(Web page and app entries)

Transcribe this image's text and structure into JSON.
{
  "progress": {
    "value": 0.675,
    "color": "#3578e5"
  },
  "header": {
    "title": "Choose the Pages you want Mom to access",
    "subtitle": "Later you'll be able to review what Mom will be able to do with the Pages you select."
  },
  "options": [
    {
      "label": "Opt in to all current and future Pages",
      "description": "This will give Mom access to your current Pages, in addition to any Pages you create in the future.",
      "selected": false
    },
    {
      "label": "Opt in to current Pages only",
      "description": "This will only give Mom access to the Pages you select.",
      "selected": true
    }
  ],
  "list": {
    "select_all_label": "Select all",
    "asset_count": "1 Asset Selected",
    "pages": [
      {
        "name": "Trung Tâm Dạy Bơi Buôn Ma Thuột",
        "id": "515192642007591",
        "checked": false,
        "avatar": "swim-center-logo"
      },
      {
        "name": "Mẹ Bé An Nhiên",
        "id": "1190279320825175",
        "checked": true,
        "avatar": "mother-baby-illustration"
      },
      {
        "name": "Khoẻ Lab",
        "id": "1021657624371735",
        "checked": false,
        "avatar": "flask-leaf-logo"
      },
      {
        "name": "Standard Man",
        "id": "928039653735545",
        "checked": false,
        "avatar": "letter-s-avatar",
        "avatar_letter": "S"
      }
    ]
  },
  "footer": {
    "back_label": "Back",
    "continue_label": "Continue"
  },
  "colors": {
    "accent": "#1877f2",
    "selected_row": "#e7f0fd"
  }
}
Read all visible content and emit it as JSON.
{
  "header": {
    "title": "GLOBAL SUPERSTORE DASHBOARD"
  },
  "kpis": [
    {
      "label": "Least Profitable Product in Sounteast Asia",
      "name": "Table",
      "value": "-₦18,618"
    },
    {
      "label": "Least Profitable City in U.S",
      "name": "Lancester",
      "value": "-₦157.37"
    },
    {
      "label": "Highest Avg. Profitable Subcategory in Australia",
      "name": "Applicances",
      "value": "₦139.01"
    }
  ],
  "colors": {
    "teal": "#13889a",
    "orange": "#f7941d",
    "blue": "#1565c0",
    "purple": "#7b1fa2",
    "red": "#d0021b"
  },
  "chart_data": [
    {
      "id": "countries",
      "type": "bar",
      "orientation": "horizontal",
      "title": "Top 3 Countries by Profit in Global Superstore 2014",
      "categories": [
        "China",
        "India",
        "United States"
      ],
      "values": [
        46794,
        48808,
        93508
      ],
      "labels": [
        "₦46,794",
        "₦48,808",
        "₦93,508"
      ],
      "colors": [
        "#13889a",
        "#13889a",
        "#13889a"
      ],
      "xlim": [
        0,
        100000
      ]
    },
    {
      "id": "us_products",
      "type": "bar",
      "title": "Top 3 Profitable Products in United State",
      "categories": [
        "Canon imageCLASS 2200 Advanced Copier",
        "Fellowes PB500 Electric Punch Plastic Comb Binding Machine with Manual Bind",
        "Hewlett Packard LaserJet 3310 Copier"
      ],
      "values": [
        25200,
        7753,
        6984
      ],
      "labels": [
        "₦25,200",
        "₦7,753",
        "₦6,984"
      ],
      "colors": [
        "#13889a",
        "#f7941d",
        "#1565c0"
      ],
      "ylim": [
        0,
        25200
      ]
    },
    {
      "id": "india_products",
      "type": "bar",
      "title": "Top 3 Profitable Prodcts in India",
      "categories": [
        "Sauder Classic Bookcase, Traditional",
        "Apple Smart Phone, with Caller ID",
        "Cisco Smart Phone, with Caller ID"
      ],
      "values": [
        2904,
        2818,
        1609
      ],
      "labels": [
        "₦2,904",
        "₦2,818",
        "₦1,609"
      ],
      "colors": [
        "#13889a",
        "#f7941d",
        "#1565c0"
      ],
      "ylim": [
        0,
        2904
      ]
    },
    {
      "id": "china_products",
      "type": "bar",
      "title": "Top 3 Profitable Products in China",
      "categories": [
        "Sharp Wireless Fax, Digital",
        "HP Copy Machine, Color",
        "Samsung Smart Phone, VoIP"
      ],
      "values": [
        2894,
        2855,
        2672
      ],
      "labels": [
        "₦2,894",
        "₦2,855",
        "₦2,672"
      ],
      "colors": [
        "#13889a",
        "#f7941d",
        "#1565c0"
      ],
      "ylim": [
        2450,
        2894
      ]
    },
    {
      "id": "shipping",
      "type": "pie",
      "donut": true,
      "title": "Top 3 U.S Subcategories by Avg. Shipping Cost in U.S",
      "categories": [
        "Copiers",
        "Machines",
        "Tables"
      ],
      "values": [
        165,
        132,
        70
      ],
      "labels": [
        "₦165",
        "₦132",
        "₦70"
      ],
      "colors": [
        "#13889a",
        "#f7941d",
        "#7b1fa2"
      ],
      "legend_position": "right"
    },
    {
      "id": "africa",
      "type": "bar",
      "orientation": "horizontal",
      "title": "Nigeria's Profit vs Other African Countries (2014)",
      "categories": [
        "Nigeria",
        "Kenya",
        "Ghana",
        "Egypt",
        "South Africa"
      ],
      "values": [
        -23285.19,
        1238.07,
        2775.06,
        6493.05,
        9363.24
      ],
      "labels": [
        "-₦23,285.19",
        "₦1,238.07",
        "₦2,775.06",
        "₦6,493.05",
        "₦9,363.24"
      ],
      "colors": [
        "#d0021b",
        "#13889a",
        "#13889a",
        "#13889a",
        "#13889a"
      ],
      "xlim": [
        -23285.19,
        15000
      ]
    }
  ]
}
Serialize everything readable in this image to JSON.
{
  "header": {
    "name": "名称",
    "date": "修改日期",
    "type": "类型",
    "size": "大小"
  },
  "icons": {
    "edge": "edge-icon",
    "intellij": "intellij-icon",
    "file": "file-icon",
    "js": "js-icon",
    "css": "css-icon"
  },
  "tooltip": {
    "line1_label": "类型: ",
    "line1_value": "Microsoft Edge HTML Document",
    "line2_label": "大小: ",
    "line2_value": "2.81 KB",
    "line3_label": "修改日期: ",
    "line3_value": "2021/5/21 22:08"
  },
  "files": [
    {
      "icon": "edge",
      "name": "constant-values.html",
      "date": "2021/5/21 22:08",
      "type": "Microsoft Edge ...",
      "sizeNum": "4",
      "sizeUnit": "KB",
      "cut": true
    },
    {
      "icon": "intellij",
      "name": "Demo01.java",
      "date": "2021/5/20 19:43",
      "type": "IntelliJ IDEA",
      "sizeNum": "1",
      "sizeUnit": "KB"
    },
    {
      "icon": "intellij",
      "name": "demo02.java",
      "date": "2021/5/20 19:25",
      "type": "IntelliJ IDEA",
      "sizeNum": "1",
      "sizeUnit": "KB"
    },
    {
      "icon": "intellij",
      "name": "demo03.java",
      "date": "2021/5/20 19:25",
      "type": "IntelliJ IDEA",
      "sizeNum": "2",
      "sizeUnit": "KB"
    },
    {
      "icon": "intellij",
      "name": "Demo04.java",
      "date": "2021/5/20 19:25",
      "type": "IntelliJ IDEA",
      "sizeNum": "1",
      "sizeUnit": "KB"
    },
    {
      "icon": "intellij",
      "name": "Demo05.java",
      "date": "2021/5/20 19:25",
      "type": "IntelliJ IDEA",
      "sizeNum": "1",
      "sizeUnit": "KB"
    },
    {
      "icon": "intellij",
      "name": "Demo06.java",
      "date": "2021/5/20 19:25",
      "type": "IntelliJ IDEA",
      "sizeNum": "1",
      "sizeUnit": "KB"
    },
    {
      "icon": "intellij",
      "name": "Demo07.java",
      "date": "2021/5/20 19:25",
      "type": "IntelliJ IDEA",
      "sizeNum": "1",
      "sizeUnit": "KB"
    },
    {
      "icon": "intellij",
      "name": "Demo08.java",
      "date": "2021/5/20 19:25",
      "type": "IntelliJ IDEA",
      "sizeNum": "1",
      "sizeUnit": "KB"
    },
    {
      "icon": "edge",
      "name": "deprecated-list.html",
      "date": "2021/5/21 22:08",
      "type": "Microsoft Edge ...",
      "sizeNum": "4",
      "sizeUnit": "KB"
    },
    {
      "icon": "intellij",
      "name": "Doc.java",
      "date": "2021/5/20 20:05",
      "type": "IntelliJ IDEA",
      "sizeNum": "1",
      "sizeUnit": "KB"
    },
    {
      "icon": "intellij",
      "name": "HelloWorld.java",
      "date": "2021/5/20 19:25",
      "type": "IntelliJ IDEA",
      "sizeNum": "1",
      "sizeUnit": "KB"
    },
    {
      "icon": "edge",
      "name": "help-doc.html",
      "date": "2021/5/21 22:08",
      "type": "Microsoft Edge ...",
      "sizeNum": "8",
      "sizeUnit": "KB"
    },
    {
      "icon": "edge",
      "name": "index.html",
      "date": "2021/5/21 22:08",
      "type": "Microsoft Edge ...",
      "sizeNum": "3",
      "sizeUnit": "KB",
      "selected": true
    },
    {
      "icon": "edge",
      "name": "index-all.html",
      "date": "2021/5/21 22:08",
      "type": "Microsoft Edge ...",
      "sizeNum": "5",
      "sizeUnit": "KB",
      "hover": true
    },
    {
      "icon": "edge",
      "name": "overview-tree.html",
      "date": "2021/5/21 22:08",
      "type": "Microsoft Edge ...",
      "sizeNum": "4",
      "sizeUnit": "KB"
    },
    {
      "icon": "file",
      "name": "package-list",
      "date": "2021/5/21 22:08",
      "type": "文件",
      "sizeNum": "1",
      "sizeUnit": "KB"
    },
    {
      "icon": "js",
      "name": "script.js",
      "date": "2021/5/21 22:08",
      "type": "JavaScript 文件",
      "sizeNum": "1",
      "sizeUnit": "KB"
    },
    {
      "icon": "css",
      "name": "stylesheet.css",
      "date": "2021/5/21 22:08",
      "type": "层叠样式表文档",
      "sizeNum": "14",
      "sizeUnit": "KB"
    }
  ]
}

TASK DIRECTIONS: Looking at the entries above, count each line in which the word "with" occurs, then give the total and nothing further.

OUTPUT OF THE EXERCISE: 4